Square, the mobile payments company, has raised another $200 million in its fourth round of funding. This new capital raises Square’s valuation to an incredible $3.25 billion – that’s billion, with a ‘b’ – on only $170M in revenue.
Founded in 2009, Square is best known for its accessory that turns your Apple/Android device into a credit-card reader. Given its simple and straightforward 2.75 percent transaction fee, the device has become extremely popular with small business owners. The company has also begun to develop Pay with Square, which allows consumers to pay with their mobile app. According to a recent article from PrivCo, 2012 revenue is expected to be 300% higher than the 2011 revenue of $42.5 million. Given this growth, can the company really be worth $3.25 billion?
This number is particularly extraordinary when compared with the $3.41 billion valuation of Global Payments (NYSE: GPN), the current market leader. In a side-by-side comparison, GPN is nearly 13x larger than Square – GPN processed $167 billion and earned $2.2 billion in net revenue in 2011.
To make the situation even more incredible, Square has a range of obstacles to overcome before it can become – or surpass – the market leader. One of the largest challenges remains the existing competition. Companies such as PayPal, Google, Intuit, LevelUp and PayAnywhere are looking to break into the mobile payments space by any means possible. In fact, PayPal has begun pricing its service fees marginally lower at 2.7 percent and LevelUp has eliminated merchant transaction fees entirely. Square, which keeps less than 0.5 percent in spread, has little room to drop its fees if it ever hopes to be profitable. If merchants choose to follow the cheapest processing fee, Square may be in trouble.
So how could investors possibly be valuing Square so highly?
The secret to Square’s immense valuation is its strategic partnerships.
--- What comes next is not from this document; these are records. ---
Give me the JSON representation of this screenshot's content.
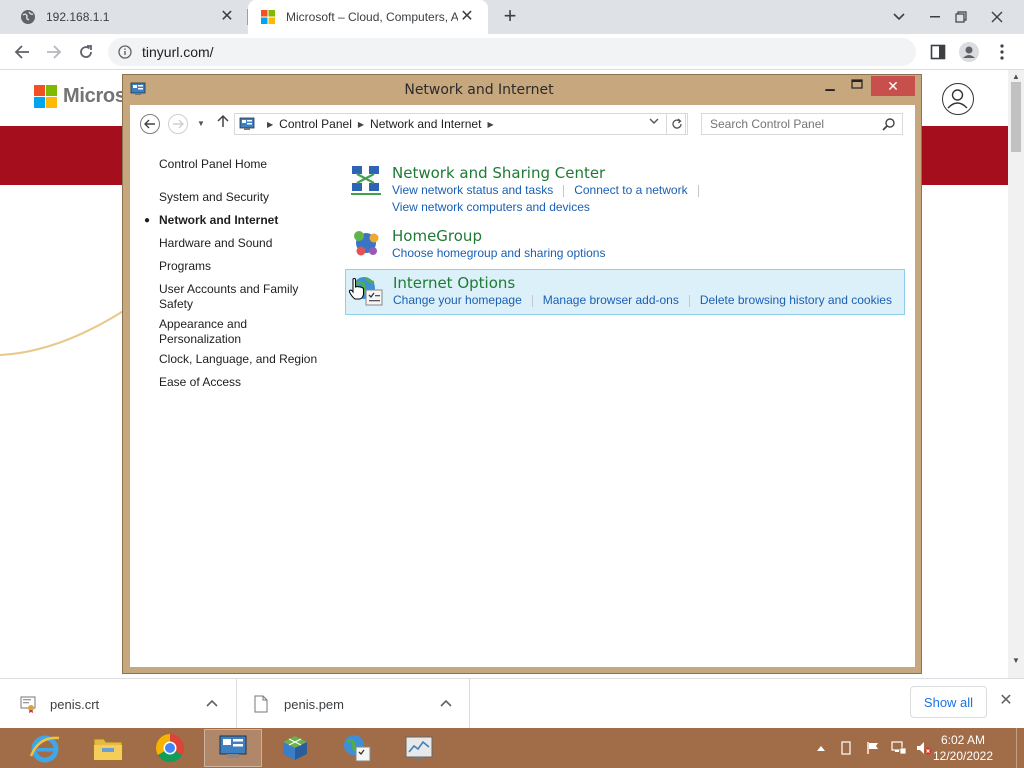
{
  "browser": {
    "tabs": [
      {
        "title": "192.168.1.1",
        "active": false
      },
      {
        "title": "Microsoft – Cloud, Computers, Apps & Gaming",
        "active": true
      }
    ],
    "url": "tinyurl.com/"
  },
  "webpage": {
    "logo_text": "Microsoft",
    "banner_color": "#a50e1d"
  },
  "window": {
    "title": "Network and Internet",
    "breadcrumb": [
      "Control Panel",
      "Network and Internet"
    ],
    "search_placeholder": "Search Control Panel"
  },
  "left_nav": {
    "items": [
      {
        "label": "Control Panel Home"
      },
      {
        "label": "System and Security"
      },
      {
        "label": "Network and Internet",
        "active": true
      },
      {
        "label": "Hardware and Sound"
      },
      {
        "label": "Programs"
      },
      {
        "label": "User Accounts and Family Safety"
      },
      {
        "label": "Appearance and Personalization"
      },
      {
        "label": "Clock, Language, and Region"
      },
      {
        "label": "Ease of Access"
      }
    ]
  },
  "categories": [
    {
      "title": "Network and Sharing Center",
      "icon": "network-sharing-icon",
      "links": [
        "View network status and tasks",
        "Connect to a network",
        "View network computers and devices"
      ]
    },
    {
      "title": "HomeGroup",
      "icon": "homegroup-icon",
      "links": [
        "Choose homegroup and sharing options"
      ]
    },
    {
      "title": "Internet Options",
      "icon": "internet-options-icon",
      "links": [
        "Change your homepage",
        "Manage browser add-ons",
        "Delete browsing history and cookies"
      ],
      "hovered": true
    }
  ],
  "downloads": {
    "items": [
      {
        "name": "penis.crt"
      },
      {
        "name": "penis.pem"
      }
    ],
    "show_all": "Show all"
  },
  "taskbar": {
    "clock_time": "6:02 AM",
    "clock_date": "12/20/2022",
    "color": "#a06d48"
  }
}
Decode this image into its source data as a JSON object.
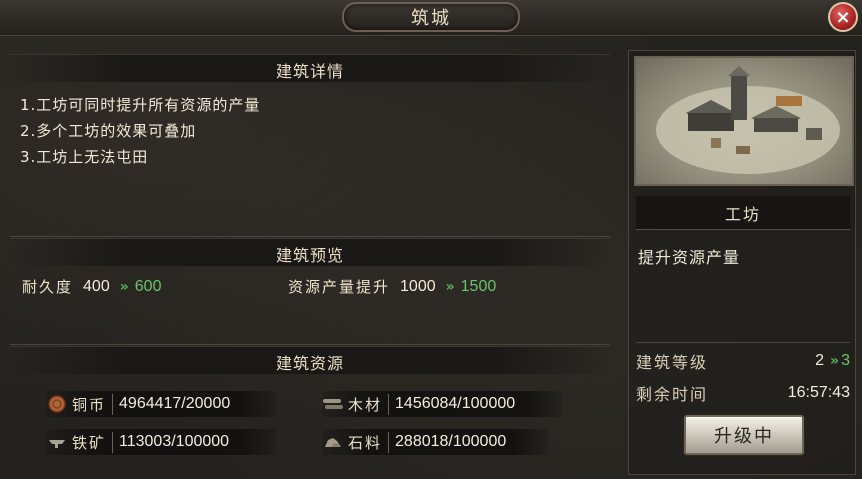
{
  "window": {
    "title": "筑城",
    "close_label": "×"
  },
  "details": {
    "header": "建筑详情",
    "lines": [
      "1.工坊可同时提升所有资源的产量",
      "2.多个工坊的效果可叠加",
      "3.工坊上无法屯田"
    ]
  },
  "preview": {
    "header": "建筑预览",
    "durability": {
      "label": "耐久度",
      "current": "400",
      "next": "600"
    },
    "production": {
      "label": "资源产量提升",
      "current": "1000",
      "next": "1500"
    },
    "arrow": "»"
  },
  "resources": {
    "header": "建筑资源",
    "items": [
      {
        "name": "铜币",
        "value": "4964417/20000",
        "icon": "copper-coin-icon"
      },
      {
        "name": "木材",
        "value": "1456084/100000",
        "icon": "wood-icon"
      },
      {
        "name": "铁矿",
        "value": "113003/100000",
        "icon": "iron-ore-icon"
      },
      {
        "name": "石料",
        "value": "288018/100000",
        "icon": "stone-icon"
      }
    ]
  },
  "building": {
    "name": "工坊",
    "description": "提升资源产量",
    "level_label": "建筑等级",
    "level_current": "2",
    "level_next": "3",
    "time_label": "剩余时间",
    "time_value": "16:57:43",
    "upgrade_button": "升级中"
  },
  "colors": {
    "accent_green": "#6bc26b",
    "close_red": "#c53030",
    "panel_bg": "#24221f"
  }
}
Two of the major partnerships were formed last year when both Visa and Chase invested in the start-up. These companies’ investments helped shore up Square’s position in the market and created strategic alliances that make it difficult for other payment providers to get support from some of the biggest businesses in the industry.
A third partnership was formed last month when Starbucks (in addition to investing $25 million in capital), offered Square access to its massive distribution channel. According to TechCrunch, the partnership will introduce Square into over 7,000 domestic Starbucks and over 18,000 international locations, facilitating Square’s international presence. If Square can build similar relationships with other multinational corporations, a mobile payment monopoly could be in the near future.
The strategic relationships, especially in light of the 13x revenue difference between GPN and Square, seem to have added more than $2 billion to Square’s valuation. Evidently both the investors and the strategic partners are betting that they can help build Square into a company that doesn’t just replace GPN, but actually grows market 3-4x in size.
So what’s the lesson if you’re running a much smaller transaction or are acquiring businesses with more realistic valuations? Simple: take stock of business relationships when buying a company. These relationships can be both a blessing and a curse. If the partnership is too dependent on the seller’s personal relationships, it can quickly crumble. This uncertainty can lead to rapid valuation and profitability changes. However, many business relationships are also underutilized. Do you have contacts that can help you improve or create new strategic partnerships after you take over? Building solid, new relationships can help draw new value into a firm.
If you aren’t factoring strategic relationships into current valuations, you might want to reconsider. The right strategic alliances can help facilitate rapid growth and development. Or at least high valuations, as Square has so aptly demonstrated.
Thanks to Chris Harrison for the photo.